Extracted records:
———
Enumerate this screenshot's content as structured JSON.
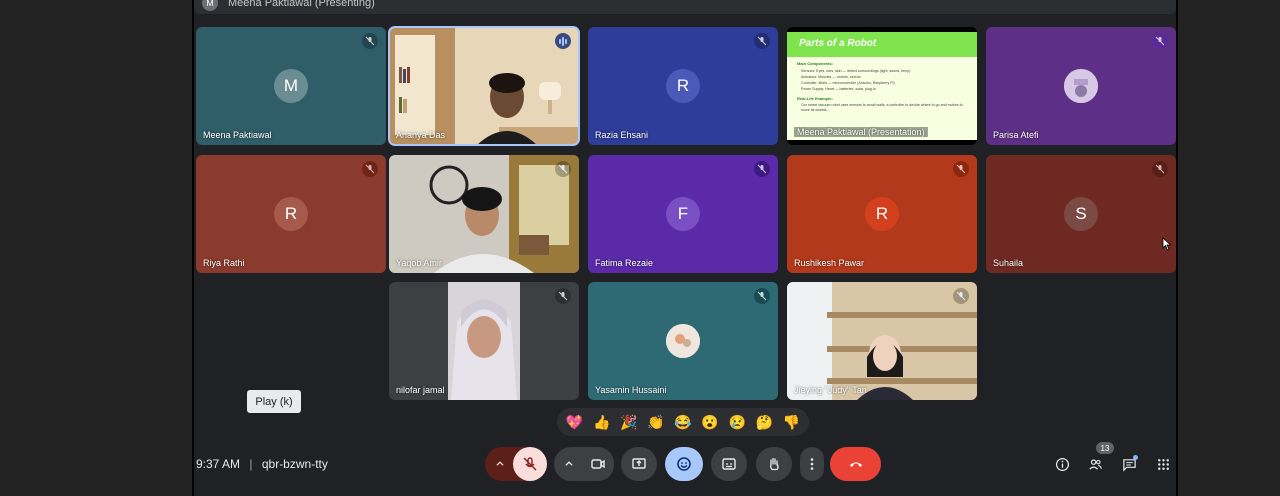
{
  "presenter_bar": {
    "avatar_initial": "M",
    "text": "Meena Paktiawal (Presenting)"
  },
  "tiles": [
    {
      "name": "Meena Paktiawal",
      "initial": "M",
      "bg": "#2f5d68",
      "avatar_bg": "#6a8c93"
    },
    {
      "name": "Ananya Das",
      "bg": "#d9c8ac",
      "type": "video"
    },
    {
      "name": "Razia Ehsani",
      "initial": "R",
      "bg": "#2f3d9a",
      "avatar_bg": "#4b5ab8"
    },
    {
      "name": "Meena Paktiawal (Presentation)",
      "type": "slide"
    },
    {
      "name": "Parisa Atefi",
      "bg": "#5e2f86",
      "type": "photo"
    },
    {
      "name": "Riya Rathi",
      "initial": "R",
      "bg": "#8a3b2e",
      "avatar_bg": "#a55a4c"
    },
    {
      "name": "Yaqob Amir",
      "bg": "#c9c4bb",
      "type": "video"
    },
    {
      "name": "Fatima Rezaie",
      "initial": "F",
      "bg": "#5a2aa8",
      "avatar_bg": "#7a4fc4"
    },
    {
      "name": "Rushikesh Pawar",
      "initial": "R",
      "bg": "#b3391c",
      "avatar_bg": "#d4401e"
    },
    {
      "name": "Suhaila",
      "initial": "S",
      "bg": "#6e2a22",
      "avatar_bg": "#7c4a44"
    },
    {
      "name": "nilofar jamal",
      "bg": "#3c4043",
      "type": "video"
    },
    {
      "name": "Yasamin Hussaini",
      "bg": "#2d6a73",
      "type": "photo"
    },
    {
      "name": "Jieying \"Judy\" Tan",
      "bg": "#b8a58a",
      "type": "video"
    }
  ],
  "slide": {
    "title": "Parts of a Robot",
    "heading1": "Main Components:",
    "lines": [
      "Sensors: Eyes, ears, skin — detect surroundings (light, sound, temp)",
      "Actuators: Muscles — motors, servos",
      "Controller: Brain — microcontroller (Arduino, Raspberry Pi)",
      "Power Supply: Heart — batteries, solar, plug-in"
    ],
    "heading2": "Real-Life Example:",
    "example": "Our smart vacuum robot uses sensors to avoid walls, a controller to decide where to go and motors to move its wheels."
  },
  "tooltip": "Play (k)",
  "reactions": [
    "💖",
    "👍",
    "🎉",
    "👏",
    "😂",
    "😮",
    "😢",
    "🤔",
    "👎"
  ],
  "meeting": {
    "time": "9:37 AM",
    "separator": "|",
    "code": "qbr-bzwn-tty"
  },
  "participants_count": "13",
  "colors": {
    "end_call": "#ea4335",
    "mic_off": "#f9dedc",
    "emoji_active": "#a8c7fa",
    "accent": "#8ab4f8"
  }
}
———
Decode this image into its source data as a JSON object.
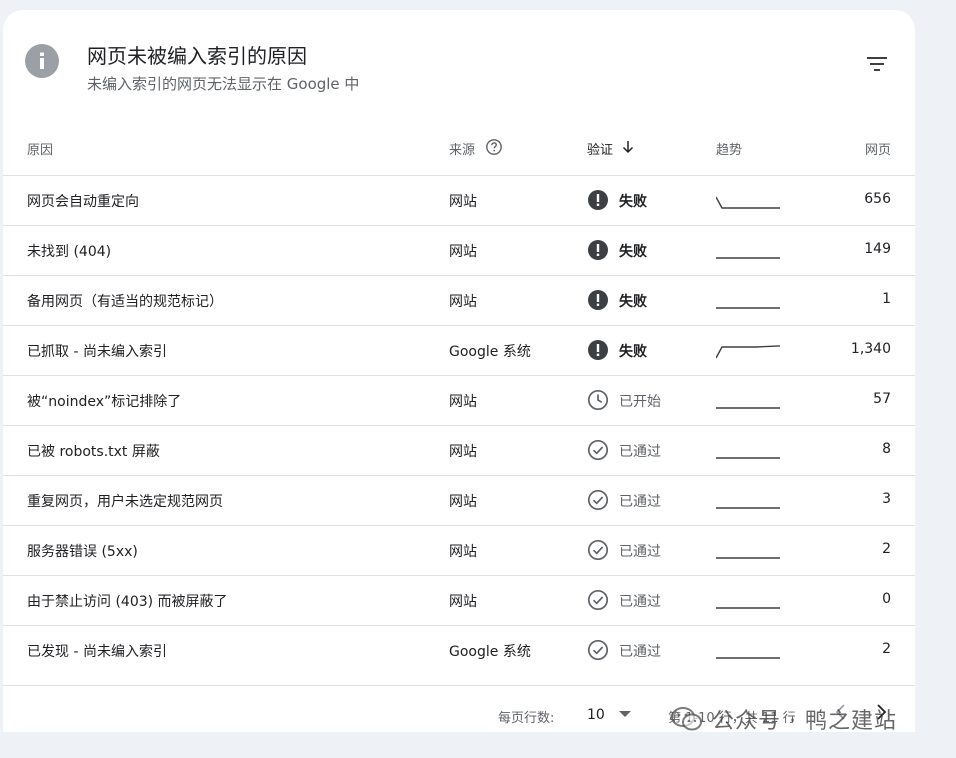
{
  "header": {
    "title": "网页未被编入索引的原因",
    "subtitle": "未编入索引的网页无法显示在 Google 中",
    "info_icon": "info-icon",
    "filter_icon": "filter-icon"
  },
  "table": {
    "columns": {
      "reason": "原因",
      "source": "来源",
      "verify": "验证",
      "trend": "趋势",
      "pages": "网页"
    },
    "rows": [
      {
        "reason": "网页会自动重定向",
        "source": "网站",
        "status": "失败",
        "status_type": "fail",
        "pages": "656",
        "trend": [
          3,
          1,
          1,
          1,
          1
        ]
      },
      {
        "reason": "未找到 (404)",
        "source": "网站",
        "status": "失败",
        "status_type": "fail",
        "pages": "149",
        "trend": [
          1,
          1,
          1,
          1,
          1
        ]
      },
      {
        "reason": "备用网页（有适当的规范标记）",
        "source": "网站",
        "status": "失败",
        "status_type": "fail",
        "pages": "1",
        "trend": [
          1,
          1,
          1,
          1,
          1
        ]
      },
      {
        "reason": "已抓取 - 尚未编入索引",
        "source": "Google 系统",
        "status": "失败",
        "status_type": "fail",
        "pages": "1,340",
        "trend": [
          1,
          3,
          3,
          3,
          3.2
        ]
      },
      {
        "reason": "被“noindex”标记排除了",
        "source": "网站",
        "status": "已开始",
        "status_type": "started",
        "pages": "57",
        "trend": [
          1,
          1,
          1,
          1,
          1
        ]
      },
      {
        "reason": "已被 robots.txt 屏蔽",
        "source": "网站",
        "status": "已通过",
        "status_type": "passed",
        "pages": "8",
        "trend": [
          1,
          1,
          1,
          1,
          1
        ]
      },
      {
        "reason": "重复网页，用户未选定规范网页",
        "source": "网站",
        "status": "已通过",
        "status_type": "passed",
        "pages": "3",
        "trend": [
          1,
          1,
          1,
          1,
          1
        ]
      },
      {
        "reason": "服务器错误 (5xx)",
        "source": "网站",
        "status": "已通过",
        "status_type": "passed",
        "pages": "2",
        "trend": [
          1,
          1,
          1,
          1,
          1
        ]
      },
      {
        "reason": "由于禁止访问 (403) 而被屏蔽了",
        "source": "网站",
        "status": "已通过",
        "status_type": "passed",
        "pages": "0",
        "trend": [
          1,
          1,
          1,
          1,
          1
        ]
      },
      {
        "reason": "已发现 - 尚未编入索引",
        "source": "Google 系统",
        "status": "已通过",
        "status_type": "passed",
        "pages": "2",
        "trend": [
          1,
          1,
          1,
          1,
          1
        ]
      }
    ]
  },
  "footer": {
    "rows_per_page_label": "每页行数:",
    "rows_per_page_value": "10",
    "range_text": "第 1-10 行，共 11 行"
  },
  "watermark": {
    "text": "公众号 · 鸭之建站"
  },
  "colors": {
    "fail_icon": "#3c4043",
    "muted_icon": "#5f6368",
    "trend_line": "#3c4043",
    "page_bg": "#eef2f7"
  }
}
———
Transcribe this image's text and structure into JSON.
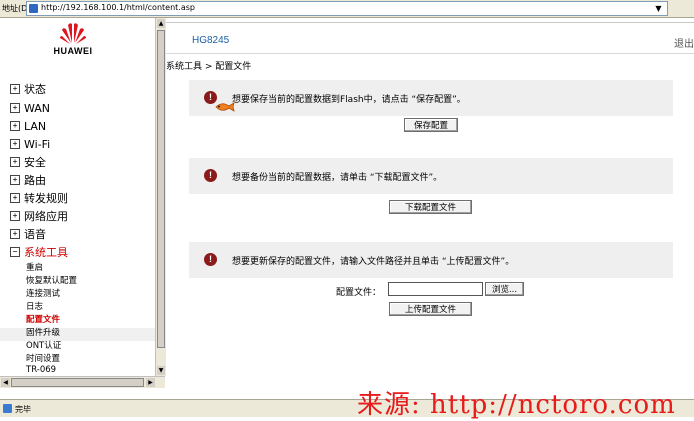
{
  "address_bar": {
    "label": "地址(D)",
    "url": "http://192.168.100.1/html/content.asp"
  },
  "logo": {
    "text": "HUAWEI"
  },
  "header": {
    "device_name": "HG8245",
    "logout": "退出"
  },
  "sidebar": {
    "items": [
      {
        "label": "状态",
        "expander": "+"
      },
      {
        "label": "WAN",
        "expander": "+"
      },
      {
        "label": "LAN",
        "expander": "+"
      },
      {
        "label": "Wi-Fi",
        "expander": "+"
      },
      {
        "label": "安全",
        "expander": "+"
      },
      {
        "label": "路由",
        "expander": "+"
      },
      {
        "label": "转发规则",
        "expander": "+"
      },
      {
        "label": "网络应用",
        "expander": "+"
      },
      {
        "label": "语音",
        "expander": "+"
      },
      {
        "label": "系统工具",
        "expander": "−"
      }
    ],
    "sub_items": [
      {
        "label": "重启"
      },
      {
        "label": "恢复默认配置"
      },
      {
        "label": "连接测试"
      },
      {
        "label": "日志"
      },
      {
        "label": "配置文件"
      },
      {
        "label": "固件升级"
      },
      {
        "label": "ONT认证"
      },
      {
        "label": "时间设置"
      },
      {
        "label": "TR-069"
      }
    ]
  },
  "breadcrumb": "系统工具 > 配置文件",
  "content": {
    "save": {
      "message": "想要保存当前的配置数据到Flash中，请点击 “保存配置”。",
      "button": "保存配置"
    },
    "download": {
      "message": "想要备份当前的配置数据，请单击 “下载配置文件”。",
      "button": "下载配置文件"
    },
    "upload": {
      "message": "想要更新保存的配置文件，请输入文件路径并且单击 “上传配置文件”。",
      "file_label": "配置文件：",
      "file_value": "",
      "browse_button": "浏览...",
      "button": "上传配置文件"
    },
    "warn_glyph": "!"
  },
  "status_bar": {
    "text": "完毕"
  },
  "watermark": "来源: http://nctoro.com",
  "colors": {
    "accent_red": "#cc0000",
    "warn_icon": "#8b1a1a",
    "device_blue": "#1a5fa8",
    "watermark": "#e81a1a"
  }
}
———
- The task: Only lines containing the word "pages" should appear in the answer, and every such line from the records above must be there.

- Written answer:
      "pages": "网页"
        "pages": "656",
        "pages": "149",
        "pages": "1",
        "pages": "1,340",
        "pages": "57",
        "pages": "8",
        "pages": "3",
        "pages": "2",
        "pages": "0",
        "pages": "2",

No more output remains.